nasihat, petunjuk atau panduan yang berguna (biasanya oleh orang tua-tua atau yang berpengalaman) tentang cara melaksanakan atau mencapai sesuatu dengan berkesan
i.e. useful advice, pointer, or guidance (usually from old folks or those who are experienced) on how to execute or accomplish something effectively.
‘Tip’ is also in Kamus Dewan Edisi Keempat (ok too lazy to type so refer to the following photo for its meaning):
Meaning no. 1 refers to the small amount of money or token given to someone such as a hotel service staff as a show of appreciation for his / her service. Meaning no. 2 refers to valuable insider information, especially to do with the stock market, horseracing, etc.
Granted, there is no Malay equivalent that can succinctly capture the two meanings, which is why the word ‘tip’ is borrowed and accepted into the Malay language. It also reveals that the concept of tipping someone whose job is to serve you, or to give someone a tip about something, has its origins in a foreign (i.e., Western) culture. If the two had been practised by the Malays (before Europeans came to trade and then colonise us), there surely would have been Malay words for them. (This reminds me of the verse in the Quran where it is stated that God created humankind in nations, so that we can learn from or benefit one another. Language certainly opens doors to concepts and cultural practices other than our own.)
Sure, meaning no. 3 provides for the same meaning as ‘petua’. However, observe the ‘bp’ written before the meaning is given, which is short for ‘bahasa percakapan’, (colloquial languge); it is only appropriate for use in informal conversation.

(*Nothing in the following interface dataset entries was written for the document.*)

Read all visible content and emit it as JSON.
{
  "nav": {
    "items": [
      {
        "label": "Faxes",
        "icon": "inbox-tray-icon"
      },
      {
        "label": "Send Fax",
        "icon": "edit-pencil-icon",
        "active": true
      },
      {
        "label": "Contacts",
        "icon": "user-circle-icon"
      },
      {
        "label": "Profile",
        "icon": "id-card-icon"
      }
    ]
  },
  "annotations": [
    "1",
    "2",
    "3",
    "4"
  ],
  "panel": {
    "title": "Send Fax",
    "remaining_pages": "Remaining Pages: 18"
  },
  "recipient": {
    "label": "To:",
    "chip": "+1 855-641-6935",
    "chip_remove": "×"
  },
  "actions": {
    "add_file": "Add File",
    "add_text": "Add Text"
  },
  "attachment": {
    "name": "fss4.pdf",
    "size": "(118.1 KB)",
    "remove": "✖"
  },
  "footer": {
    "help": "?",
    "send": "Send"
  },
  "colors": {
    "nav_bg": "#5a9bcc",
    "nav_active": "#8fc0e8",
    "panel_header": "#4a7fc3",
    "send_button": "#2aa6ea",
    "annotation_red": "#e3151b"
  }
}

That is why it annoys me that the word ‘tip’ is increasingly being used in print (newspaper, magazines, etc), electronic (official websites) and mass media (radio and television) in place of ‘petua’. The annoyance turns into exasperation when the word ‘tips’ (obviously English), or even worse, ‘tip-tip'(English conflated with Malay grammar) is used.
The word ‘tip’ is only appropriate for use in print, electronic and mass media when it is within the context of an informal conversation taking place in a short story, novel, radio / television drama, or a comic strip. Otherwise, only ‘petua’ should be used, be it in advertisements, articles, magazine shows, interviews, news reports, fillers, promotional materials, etc.
Some might think that I’m taking a puritan approach to language. Language is about communication, after all, so as long as one can convey one’s ideas and the receiving party understands what is being said, that should be all that matters, right? On one hand, yes, but on the other hand, would you like to be known as a basic communicator, or an excellent one?
Why is it that when it comes to English, we strive to learn it properly and use it correctly in order to come across as a good speaker and user, but when it comes to Malay, our own mother tongue (to my readers who are Malay), we are content to just be basic communicators? (Even then, many among us cannot communicate entirely in Malay without turning to English after the first few sentences.)
Between a language that has less vocabulary (three different concepts are referred to with the same word ‘tip’ in English) and a language that has more vocabulary for specific meanings (‘petua’ for a concept already known and practised in Malay culture, and ‘tip’ for concepts learned from foreigners), which language has more clarity, is richer and more refined?
Have you ever studied the origins of the two languages?